Carina Nichols is 26 years old, and is currently working to become an optometrist. Behind the desk of the local vision clinic Carina seems perfectly ordinary. However, she is not like other optometry students. Her career path took took a long detour on her family's commercial fishing boat. She and her twin brother Ryan were seven weeks old when they started fishing. They eventually became the crew of their family's freezer-troller, and they spent every summer fishing out of Sitka, Alaska. So how did Carina find herself interested in optometry?
"I have really bad vision," she says, "And my parents were really struggling with getting me to be excited to go for walks or be out on the boat." What they didn't realize was that Carina literally couldn't see what they were trying to show her. "They would tell me ‘Look at the whales!' and I would be looking and looking, and I would see a stick float by the boat, and I would think, Wow, that must be a whale, they sure are boring." When Carina finally got glasses, her whole world changed: "Some humpback whales were jumping by the boat and I went crazy. I couldn't believe that that was a whale. I had to go wake my mom up and say ‘You gotta come see these! This is just the most amazing thing!'" Carina's experience gave her a huge appreciation for being able to see the world around her.
When Carina talks about her plans for the future - optometry school, working to help people, spending time outside, probably even fishing - she is calm and collected, unlike many people her age who are struggling to find direction in a gloomy economic climate. When we ask about her positive outlook, she attributes some of her focus to her years on the boat. "I'm definitely am not afraid to work hard for what I want. Fishing is a lot of diligent hard work, and you have to dig in if you want to be successful with it. My parents were really big proponents of working for what you want instead of just getting it." She laughs. "We had rain gear real young."
And Carina says she hasn't left fishing forever. Her ideal future? Work in the winter and spring, go fishing in the summer. Maybe when her twin brother Ryan gets his own boat, so the two of them can finish what they started at seven weeks old.

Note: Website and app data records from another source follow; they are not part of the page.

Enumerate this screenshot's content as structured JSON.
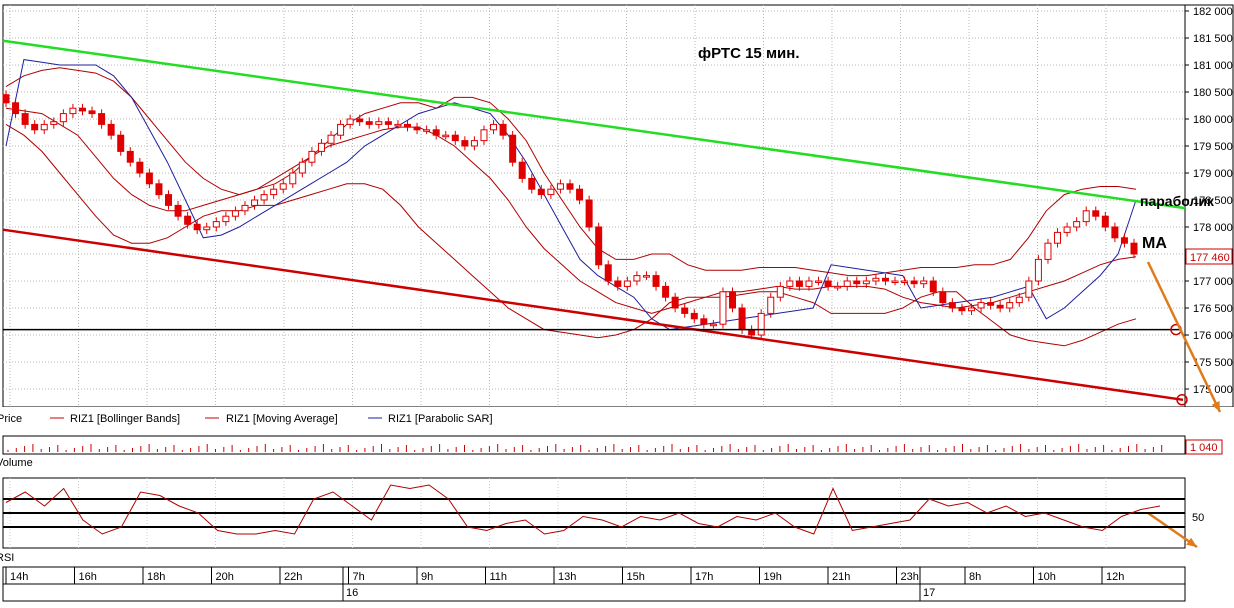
{
  "title": "фРТС  15 мин.",
  "annotations": {
    "parabolic": "параболик",
    "ma": "МА"
  },
  "price_panel": {
    "legend": [
      {
        "label": "Price",
        "color": "#cc0000"
      },
      {
        "label": "RIZ1 [Bollinger Bands]",
        "color": "#cc0000"
      },
      {
        "label": "RIZ1 [Moving Average]",
        "color": "#cc0000"
      },
      {
        "label": "RIZ1 [Parabolic SAR]",
        "color": "#1f1f9e"
      }
    ],
    "last_price_label": "177 460"
  },
  "volume_panel": {
    "title": "Volume",
    "last_label": "1 040"
  },
  "rsi_panel": {
    "title": "RSI",
    "level_label": "50"
  },
  "time_axis": {
    "hour_labels": [
      "14h",
      "16h",
      "18h",
      "20h",
      "22h",
      "7h",
      "9h",
      "11h",
      "13h",
      "15h",
      "17h",
      "19h",
      "21h",
      "23h",
      "8h",
      "10h",
      "12h"
    ],
    "day_labels": [
      "16",
      "17"
    ]
  },
  "colors": {
    "candle": "#e00000",
    "bollinger": "#b00000",
    "moving_average": "#b00000",
    "parabolic_sar": "#1f1f9e",
    "upper_trendline": "#22dd22",
    "lower_trendline": "#cc0000",
    "support_line": "#000000",
    "forecast_arrow": "#e07a1a"
  },
  "chart_data": {
    "type": "line",
    "y_axis": {
      "ticks": [
        175000,
        175500,
        176000,
        176500,
        177000,
        177500,
        178000,
        178500,
        179000,
        179500,
        180000,
        180500,
        181000,
        181500,
        182000
      ],
      "tick_labels": [
        "175 000",
        "175 500",
        "176 000",
        "176 500",
        "177 000",
        "177 500",
        "178 000",
        "178 500",
        "179 000",
        "179 500",
        "180 000",
        "180 500",
        "181 000",
        "181 500",
        "182 000"
      ],
      "range": [
        174750,
        182050
      ]
    },
    "close": [
      180300,
      180100,
      179900,
      179800,
      179900,
      179950,
      180100,
      180200,
      180150,
      180100,
      179900,
      179700,
      179400,
      179200,
      179000,
      178800,
      178600,
      178400,
      178200,
      178050,
      177950,
      178000,
      178100,
      178200,
      178300,
      178400,
      178500,
      178600,
      178700,
      178800,
      179000,
      179200,
      179400,
      179550,
      179700,
      179900,
      180000,
      179950,
      179900,
      179950,
      179900,
      179900,
      179850,
      179800,
      179800,
      179700,
      179700,
      179600,
      179500,
      179600,
      179800,
      179900,
      179700,
      179200,
      178900,
      178700,
      178600,
      178700,
      178800,
      178700,
      178500,
      178000,
      177300,
      177000,
      176900,
      177000,
      177100,
      177100,
      176900,
      176700,
      176500,
      176400,
      176300,
      176200,
      176200,
      176800,
      176500,
      176100,
      176000,
      176400,
      176700,
      176900,
      177000,
      176900,
      177000,
      177000,
      176900,
      176900,
      177000,
      176950,
      177000,
      177050,
      177000,
      177000,
      177000,
      176950,
      177000,
      176800,
      176600,
      176500,
      176450,
      176500,
      176600,
      176550,
      176500,
      176600,
      176700,
      177000,
      177400,
      177700,
      177900,
      178000,
      178100,
      178300,
      178200,
      178000,
      177800,
      177700,
      177500
    ],
    "bollinger_upper": [
      180600,
      180800,
      180900,
      180950,
      180900,
      180850,
      180700,
      180400,
      180000,
      179600,
      179200,
      178900,
      178700,
      178600,
      178700,
      178800,
      179000,
      179300,
      179600,
      179900,
      180100,
      180200,
      180300,
      180300,
      180200,
      180400,
      180400,
      180300,
      180000,
      179600,
      179000,
      178500,
      178000,
      177600,
      177400,
      177400,
      177500,
      177500,
      177300,
      177200,
      177200,
      177200,
      177250,
      177250,
      177250,
      177200,
      177150,
      177100,
      177100,
      177150,
      177200,
      177250,
      177250,
      177250,
      177300,
      177300,
      177400,
      177800,
      178300,
      178600,
      178700,
      178750,
      178750,
      178700
    ],
    "bollinger_lower": [
      179900,
      179700,
      179400,
      179000,
      178600,
      178200,
      177850,
      177700,
      177700,
      177800,
      178000,
      178200,
      178300,
      178300,
      178400,
      178400,
      178500,
      178600,
      178700,
      178800,
      178800,
      178700,
      178400,
      178000,
      177700,
      177400,
      177100,
      176800,
      176500,
      176300,
      176100,
      176050,
      176000,
      175950,
      176000,
      176100,
      176300,
      176600,
      176700,
      176700,
      176700,
      176750,
      176800,
      176800,
      176700,
      176600,
      176400,
      176400,
      176400,
      176400,
      176500,
      176700,
      176800,
      176800,
      176500,
      176250,
      176000,
      175900,
      175850,
      175800,
      175900,
      176050,
      176200,
      176300
    ],
    "moving_average": [
      180200,
      180150,
      180100,
      179900,
      179700,
      179300,
      178900,
      178600,
      178400,
      178300,
      178300,
      178400,
      178500,
      178600,
      178700,
      178900,
      179100,
      179300,
      179500,
      179600,
      179700,
      179800,
      179850,
      179850,
      179700,
      179500,
      179200,
      178900,
      178500,
      178000,
      177600,
      177300,
      177000,
      176800,
      176600,
      176500,
      176400,
      176500,
      176600,
      176700,
      176800,
      176800,
      176850,
      176900,
      176850,
      176850,
      176900,
      176900,
      176900,
      176850,
      176700,
      176600,
      176550,
      176500,
      176550,
      176600,
      176700,
      176800,
      176900,
      177000,
      177150,
      177300,
      177400,
      177450
    ],
    "parabolic_sar": [
      179500,
      181100,
      181050,
      181000,
      181000,
      181000,
      180800,
      180400,
      179800,
      179200,
      178500,
      177800,
      177850,
      178000,
      178200,
      178400,
      178600,
      178800,
      179000,
      179200,
      179500,
      179700,
      179900,
      180100,
      180200,
      180300,
      180200,
      180100,
      179700,
      179200,
      178600,
      178000,
      177400,
      177100,
      176900,
      176700,
      176300,
      176100,
      176150,
      176200,
      176250,
      176300,
      176350,
      176400,
      176450,
      176500,
      177300,
      177250,
      177200,
      177150,
      177100,
      176500,
      176550,
      176600,
      176650,
      176700,
      176800,
      176900,
      176300,
      176500,
      176800,
      177100,
      177500,
      178500
    ],
    "volume_last": 1040,
    "rsi": [
      65,
      80,
      60,
      85,
      40,
      20,
      30,
      80,
      75,
      60,
      50,
      25,
      20,
      20,
      25,
      20,
      70,
      80,
      60,
      40,
      90,
      85,
      90,
      70,
      30,
      25,
      35,
      40,
      20,
      25,
      45,
      40,
      30,
      45,
      40,
      50,
      35,
      30,
      45,
      40,
      50,
      30,
      20,
      85,
      25,
      30,
      35,
      40,
      70,
      60,
      65,
      50,
      60,
      45,
      50,
      40,
      30,
      25,
      45,
      55,
      60
    ],
    "rsi_levels": [
      30,
      50,
      70
    ],
    "trendlines": {
      "upper": {
        "from": 181450,
        "to": 178350
      },
      "lower": {
        "from": 177950,
        "to": 174800
      },
      "support": 176100
    }
  }
}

She would love to come back and work in Sitka, she says, and being out on the water has never stopped being important to her; she feels closest to her home when she is out on the boat and away from the lights of town.